[Assignment]: Search the entries for the word "fraction" and report each line that has it.

### Records shown ###

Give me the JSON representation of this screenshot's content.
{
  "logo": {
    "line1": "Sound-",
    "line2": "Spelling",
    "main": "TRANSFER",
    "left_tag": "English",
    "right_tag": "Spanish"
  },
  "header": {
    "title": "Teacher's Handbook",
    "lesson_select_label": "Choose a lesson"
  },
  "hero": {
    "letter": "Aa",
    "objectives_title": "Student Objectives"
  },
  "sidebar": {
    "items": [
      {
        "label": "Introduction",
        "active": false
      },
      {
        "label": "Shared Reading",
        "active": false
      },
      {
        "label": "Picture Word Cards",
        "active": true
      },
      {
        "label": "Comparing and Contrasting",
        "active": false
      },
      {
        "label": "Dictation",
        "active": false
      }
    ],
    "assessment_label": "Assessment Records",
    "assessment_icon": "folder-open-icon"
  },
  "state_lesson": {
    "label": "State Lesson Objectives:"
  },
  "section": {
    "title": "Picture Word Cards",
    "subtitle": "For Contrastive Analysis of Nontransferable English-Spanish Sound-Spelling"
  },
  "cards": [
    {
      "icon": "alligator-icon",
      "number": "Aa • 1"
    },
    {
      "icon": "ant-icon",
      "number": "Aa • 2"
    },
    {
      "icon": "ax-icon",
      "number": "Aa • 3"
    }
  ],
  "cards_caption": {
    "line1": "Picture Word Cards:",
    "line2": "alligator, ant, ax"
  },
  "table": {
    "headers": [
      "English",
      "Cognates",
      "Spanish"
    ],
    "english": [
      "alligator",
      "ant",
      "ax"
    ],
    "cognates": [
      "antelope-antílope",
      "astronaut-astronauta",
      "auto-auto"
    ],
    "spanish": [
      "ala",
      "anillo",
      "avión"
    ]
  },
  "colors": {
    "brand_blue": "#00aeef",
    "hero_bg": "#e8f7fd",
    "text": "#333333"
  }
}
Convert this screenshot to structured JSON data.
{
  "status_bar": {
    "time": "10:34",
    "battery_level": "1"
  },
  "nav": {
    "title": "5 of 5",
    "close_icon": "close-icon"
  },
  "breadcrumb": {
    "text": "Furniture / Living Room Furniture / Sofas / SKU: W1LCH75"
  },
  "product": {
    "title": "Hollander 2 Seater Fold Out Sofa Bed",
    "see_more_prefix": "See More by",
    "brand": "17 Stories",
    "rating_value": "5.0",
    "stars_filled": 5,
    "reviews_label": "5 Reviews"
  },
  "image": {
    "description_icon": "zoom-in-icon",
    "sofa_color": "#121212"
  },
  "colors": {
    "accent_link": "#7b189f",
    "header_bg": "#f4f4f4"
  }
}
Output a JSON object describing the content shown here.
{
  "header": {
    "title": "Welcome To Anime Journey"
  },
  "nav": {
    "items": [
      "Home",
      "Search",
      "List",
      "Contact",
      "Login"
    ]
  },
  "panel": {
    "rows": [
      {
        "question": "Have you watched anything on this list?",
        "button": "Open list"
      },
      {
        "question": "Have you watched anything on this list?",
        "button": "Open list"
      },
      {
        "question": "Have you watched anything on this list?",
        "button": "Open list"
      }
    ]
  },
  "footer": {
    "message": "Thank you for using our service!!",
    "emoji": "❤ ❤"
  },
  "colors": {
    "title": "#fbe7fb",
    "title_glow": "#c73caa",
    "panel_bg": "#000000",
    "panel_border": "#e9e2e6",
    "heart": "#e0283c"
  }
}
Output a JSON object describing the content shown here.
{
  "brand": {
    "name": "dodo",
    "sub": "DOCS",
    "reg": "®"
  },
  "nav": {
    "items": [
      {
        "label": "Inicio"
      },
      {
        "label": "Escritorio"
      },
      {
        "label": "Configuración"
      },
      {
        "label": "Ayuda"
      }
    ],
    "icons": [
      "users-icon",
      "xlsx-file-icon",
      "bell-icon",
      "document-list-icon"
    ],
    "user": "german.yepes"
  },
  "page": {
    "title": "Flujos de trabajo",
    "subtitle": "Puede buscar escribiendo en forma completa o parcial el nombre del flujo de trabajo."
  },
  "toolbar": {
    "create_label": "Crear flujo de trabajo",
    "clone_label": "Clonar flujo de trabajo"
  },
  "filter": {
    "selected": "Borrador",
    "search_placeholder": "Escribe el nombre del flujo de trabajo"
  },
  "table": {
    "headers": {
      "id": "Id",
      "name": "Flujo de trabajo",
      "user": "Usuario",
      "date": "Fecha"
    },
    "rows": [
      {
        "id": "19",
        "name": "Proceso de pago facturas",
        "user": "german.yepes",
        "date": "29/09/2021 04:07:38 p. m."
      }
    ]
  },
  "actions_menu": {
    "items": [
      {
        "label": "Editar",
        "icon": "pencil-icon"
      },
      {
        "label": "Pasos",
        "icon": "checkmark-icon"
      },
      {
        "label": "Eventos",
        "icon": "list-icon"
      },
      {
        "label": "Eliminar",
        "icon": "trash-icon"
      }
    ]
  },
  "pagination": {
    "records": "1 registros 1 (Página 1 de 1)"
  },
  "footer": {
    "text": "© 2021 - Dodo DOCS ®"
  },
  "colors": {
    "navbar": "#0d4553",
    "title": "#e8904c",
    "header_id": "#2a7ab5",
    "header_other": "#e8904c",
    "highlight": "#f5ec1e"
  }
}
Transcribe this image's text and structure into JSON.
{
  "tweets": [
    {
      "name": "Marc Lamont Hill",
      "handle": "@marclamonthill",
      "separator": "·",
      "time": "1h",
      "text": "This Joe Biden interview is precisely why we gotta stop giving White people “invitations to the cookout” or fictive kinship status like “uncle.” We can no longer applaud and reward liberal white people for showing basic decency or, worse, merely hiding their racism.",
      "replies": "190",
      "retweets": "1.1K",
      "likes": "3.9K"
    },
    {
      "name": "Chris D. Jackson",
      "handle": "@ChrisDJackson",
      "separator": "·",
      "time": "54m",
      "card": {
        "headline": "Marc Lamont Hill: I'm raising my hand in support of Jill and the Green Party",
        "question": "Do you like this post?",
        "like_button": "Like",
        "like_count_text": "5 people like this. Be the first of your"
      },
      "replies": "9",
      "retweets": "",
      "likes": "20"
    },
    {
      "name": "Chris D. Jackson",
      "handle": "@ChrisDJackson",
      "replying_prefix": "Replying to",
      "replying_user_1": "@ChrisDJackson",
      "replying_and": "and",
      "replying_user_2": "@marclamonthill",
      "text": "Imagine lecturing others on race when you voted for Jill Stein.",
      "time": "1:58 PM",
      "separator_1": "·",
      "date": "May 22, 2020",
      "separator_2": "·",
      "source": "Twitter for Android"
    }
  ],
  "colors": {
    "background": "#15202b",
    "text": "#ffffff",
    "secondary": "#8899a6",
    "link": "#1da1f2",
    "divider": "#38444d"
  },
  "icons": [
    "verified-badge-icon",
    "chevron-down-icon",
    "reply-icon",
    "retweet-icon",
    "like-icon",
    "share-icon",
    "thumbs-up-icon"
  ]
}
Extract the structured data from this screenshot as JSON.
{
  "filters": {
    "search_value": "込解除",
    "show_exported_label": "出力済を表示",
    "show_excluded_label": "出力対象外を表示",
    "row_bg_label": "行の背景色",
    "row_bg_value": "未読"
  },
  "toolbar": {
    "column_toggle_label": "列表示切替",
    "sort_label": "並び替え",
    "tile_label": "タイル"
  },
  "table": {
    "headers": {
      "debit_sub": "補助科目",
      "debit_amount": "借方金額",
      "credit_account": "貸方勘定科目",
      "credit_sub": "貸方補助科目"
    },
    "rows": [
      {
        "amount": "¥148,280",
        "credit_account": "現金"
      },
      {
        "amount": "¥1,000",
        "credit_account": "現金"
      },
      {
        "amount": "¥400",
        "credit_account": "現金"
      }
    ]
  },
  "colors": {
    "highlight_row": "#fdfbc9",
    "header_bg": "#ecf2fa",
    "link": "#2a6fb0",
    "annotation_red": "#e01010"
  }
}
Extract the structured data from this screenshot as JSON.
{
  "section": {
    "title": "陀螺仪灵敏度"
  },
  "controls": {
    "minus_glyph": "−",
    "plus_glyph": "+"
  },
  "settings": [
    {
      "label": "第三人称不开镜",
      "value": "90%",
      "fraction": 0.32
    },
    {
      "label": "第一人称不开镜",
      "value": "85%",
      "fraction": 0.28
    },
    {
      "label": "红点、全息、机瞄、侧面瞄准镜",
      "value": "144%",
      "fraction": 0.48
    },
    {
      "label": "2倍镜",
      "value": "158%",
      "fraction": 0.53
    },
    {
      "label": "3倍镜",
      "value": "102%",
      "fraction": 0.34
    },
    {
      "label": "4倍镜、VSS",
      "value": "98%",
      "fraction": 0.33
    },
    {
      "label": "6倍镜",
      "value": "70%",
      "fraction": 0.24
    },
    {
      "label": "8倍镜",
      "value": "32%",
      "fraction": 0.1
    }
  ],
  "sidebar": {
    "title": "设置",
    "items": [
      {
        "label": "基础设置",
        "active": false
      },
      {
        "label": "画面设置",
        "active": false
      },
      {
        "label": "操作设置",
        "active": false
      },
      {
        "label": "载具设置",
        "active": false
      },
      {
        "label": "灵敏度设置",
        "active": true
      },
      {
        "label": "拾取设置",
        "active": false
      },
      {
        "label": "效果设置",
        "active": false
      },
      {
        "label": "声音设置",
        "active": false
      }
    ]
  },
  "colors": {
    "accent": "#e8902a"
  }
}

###

[Exercise response]:
      "fraction": 0.32
      "fraction": 0.28
      "fraction": 0.48
      "fraction": 0.53
      "fraction": 0.34
      "fraction": 0.33
      "fraction": 0.24
      "fraction": 0.1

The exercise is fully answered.